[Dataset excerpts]
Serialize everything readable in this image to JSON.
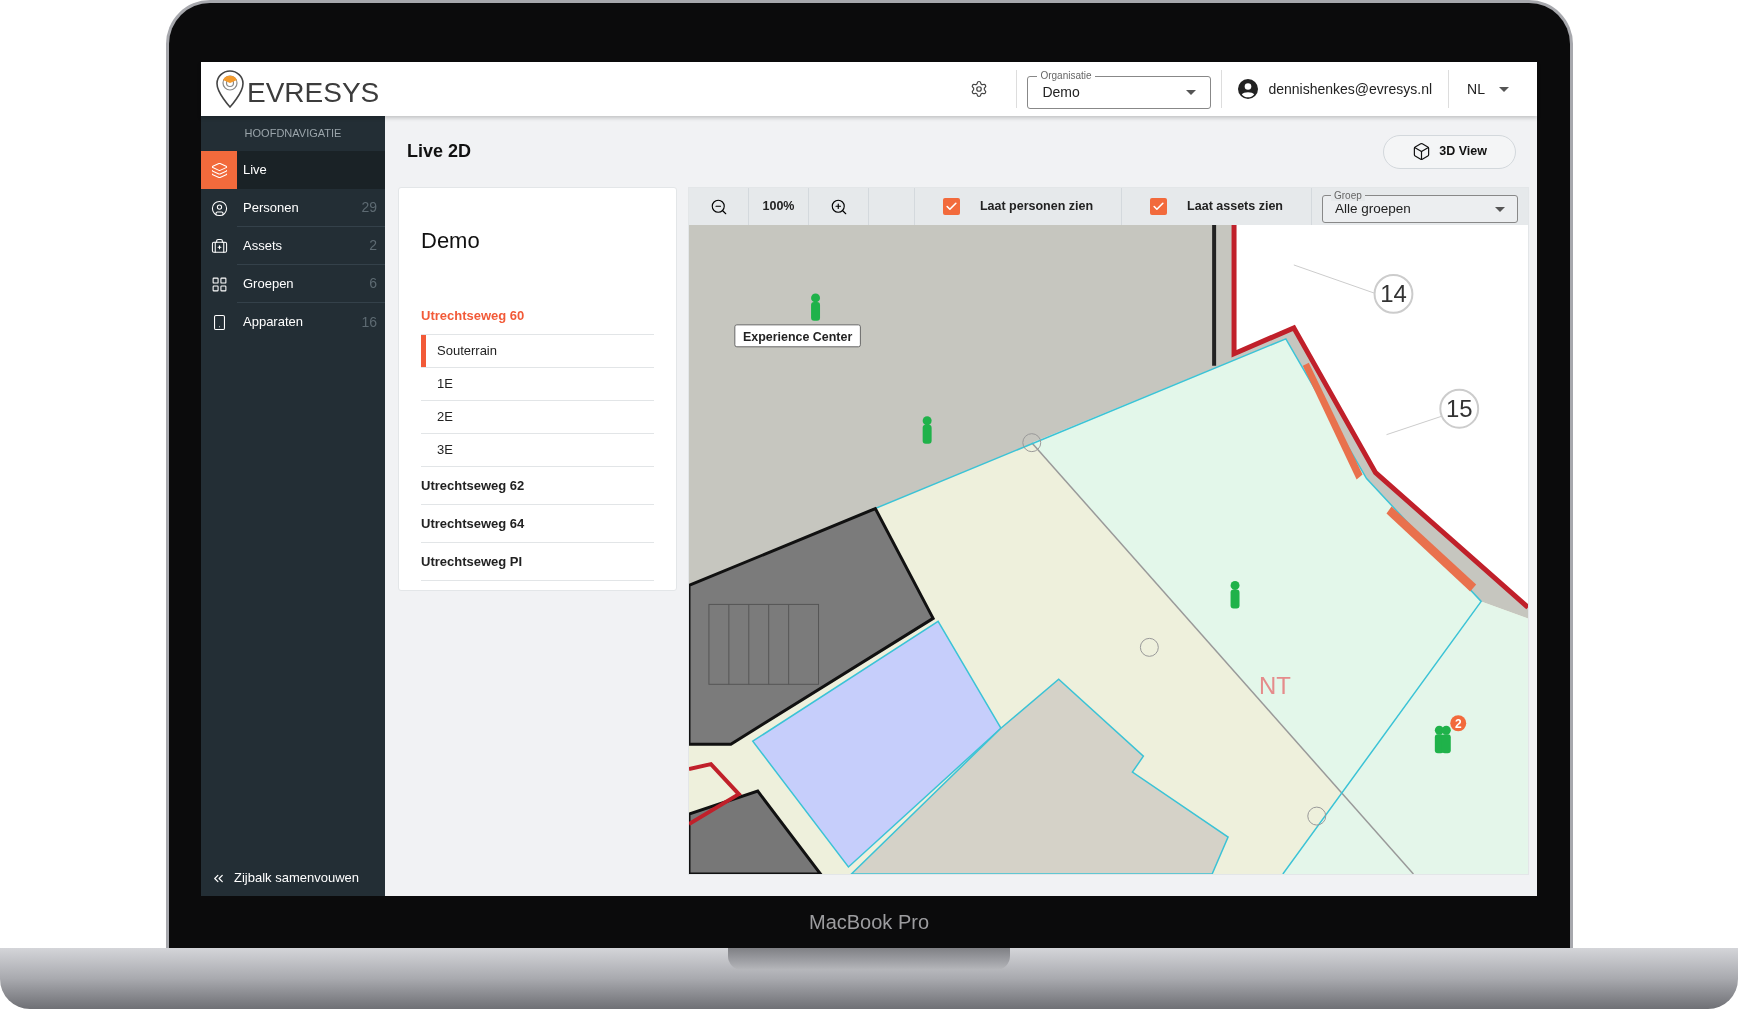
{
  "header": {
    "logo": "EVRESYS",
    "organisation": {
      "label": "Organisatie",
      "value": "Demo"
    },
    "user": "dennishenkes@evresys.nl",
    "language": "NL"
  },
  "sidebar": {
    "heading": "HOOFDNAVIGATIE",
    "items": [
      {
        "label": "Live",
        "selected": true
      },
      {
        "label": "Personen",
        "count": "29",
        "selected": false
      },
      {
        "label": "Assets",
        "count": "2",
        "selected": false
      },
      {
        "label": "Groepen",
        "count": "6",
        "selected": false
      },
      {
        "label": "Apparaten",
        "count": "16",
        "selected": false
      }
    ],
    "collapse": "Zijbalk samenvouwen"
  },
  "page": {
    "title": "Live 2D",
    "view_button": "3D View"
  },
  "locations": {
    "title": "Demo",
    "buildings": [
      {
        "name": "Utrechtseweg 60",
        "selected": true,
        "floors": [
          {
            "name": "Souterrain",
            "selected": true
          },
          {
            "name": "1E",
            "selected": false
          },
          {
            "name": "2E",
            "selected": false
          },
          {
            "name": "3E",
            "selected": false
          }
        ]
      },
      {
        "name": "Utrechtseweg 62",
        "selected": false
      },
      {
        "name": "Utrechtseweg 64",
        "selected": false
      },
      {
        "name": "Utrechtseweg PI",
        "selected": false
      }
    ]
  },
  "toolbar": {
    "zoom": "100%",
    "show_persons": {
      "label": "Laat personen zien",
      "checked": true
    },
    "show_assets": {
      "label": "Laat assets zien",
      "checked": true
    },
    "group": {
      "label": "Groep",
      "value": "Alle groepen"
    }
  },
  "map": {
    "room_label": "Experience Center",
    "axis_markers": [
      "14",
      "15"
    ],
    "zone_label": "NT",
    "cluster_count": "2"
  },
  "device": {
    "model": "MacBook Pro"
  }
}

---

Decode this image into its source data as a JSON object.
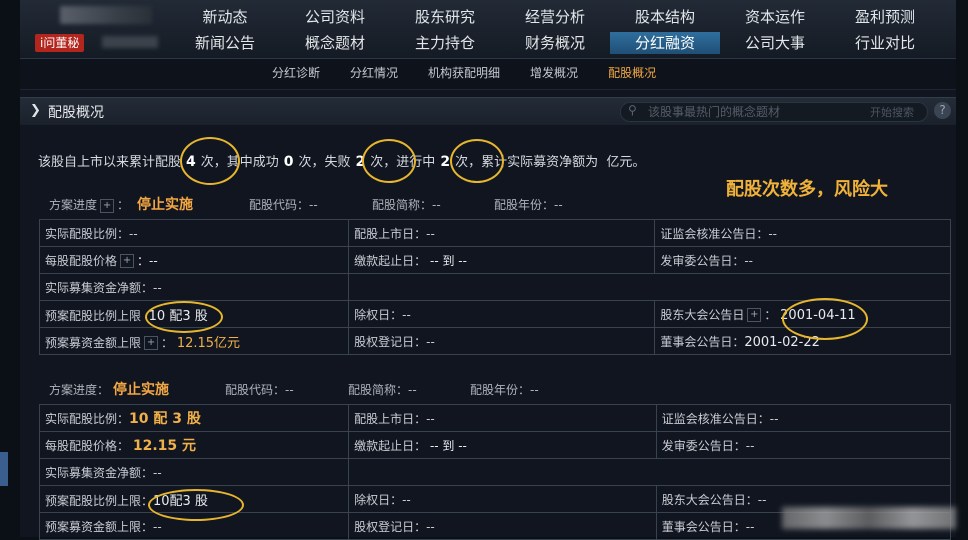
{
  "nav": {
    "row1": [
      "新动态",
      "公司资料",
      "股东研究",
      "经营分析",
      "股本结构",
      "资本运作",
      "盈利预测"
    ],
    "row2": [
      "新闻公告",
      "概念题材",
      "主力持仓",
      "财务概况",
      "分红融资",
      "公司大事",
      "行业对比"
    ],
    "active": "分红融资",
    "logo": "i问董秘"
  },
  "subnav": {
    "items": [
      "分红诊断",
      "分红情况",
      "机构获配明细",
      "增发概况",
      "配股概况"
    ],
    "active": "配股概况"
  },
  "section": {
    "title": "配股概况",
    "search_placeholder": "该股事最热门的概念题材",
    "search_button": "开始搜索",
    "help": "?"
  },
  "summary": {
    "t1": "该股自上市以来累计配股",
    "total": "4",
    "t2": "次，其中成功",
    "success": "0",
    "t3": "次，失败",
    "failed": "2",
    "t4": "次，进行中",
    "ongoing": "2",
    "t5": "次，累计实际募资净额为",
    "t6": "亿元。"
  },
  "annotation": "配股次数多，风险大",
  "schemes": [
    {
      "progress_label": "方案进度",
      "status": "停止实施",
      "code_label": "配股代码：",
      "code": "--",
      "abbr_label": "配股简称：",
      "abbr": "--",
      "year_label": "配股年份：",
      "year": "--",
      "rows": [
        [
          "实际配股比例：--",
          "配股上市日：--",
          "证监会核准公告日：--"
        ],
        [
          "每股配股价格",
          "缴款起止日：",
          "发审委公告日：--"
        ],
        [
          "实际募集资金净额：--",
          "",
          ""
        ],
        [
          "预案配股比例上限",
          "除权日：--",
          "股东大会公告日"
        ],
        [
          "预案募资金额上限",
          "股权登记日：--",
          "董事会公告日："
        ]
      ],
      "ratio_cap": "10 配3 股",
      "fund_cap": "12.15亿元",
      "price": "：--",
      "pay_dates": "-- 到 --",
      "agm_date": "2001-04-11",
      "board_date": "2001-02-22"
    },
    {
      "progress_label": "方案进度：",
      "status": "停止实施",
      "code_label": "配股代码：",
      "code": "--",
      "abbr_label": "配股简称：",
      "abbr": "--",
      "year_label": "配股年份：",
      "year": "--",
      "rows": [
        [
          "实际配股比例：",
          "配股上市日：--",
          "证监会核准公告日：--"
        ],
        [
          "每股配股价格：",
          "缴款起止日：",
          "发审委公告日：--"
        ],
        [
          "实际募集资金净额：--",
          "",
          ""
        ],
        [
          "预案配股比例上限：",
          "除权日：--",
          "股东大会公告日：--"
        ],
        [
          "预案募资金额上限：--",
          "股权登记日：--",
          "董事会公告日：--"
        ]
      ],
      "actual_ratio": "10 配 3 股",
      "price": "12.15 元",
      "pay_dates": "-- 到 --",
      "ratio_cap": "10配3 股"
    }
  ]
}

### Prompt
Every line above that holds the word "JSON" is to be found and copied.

### Exercise result
Serialize everything readable in this image to JSON.
Decode this image into its source data as a JSON object.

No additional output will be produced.